START Provided records
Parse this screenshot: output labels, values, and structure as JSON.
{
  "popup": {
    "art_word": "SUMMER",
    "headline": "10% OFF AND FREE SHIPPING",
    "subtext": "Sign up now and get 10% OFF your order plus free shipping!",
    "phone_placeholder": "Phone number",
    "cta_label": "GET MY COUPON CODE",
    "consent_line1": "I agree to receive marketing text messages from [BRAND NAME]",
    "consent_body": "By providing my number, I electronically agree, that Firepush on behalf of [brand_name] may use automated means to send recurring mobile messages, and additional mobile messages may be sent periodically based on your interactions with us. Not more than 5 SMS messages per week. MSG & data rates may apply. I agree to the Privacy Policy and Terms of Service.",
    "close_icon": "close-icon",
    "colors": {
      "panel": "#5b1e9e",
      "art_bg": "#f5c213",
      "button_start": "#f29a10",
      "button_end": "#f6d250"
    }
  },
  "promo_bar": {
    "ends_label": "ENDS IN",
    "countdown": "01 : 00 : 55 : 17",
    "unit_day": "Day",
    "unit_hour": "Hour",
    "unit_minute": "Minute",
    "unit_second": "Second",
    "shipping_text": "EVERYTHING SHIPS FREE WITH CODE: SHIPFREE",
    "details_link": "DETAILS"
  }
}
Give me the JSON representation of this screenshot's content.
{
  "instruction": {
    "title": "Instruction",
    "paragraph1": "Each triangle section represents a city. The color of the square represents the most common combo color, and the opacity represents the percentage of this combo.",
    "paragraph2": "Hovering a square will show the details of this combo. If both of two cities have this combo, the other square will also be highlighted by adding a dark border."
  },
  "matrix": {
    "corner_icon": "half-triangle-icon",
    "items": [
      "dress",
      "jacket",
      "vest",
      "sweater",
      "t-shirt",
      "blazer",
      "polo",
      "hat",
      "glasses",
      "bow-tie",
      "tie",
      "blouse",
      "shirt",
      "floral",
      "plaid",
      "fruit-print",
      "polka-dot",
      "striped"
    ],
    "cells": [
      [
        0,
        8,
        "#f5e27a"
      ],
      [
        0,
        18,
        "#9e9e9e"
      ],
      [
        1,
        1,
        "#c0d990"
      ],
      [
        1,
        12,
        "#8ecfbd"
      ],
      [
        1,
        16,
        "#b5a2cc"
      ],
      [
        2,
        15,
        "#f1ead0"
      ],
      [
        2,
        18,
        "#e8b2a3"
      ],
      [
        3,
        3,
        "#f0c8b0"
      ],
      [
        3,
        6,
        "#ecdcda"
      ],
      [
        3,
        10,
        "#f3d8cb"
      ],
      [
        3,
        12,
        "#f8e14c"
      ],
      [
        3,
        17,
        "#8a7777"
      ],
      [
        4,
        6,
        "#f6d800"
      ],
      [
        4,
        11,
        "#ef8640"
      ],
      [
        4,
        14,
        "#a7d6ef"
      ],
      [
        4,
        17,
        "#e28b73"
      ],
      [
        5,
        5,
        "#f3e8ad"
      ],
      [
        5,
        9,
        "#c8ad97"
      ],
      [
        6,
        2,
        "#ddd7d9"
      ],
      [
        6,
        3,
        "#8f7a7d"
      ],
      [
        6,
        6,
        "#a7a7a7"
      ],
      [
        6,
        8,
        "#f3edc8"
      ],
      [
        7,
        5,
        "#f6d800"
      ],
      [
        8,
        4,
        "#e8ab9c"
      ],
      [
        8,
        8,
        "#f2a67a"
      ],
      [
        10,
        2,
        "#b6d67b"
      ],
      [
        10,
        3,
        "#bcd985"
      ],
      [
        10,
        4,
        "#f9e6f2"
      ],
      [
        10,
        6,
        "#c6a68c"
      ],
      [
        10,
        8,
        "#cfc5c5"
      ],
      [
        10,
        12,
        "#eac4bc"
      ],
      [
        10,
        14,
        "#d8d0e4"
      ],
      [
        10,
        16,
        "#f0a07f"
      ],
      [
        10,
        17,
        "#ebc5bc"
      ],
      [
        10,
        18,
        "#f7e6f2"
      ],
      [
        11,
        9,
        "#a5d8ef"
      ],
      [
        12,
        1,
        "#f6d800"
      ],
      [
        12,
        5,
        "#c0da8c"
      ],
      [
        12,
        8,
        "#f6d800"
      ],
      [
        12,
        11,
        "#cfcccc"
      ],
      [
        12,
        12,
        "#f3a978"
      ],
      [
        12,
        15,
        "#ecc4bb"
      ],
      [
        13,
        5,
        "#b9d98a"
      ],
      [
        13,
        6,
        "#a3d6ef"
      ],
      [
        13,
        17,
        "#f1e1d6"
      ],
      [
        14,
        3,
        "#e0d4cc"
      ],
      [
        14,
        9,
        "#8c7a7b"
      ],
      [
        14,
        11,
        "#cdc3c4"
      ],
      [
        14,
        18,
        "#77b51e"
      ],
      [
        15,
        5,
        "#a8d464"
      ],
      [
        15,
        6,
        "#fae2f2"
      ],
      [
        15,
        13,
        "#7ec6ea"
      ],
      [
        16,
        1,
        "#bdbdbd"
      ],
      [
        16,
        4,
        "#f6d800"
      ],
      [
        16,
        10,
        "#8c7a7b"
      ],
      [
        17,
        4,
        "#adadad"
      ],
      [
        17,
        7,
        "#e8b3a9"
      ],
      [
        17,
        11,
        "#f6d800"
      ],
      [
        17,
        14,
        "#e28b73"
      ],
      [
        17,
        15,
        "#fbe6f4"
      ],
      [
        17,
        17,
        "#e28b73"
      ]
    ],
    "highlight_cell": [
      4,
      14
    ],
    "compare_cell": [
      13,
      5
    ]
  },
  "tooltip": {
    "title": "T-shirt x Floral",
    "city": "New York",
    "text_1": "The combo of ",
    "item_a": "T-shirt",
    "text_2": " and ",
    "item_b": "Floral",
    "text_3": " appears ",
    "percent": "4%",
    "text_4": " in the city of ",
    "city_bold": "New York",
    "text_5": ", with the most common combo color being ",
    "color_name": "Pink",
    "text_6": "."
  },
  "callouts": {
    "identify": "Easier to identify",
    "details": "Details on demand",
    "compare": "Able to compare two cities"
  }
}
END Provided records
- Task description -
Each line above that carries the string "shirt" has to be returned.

- Answer area -
      "t-shirt",
      "shirt",
    "title": "T-shirt x Floral",
    "item_a": "T-shirt",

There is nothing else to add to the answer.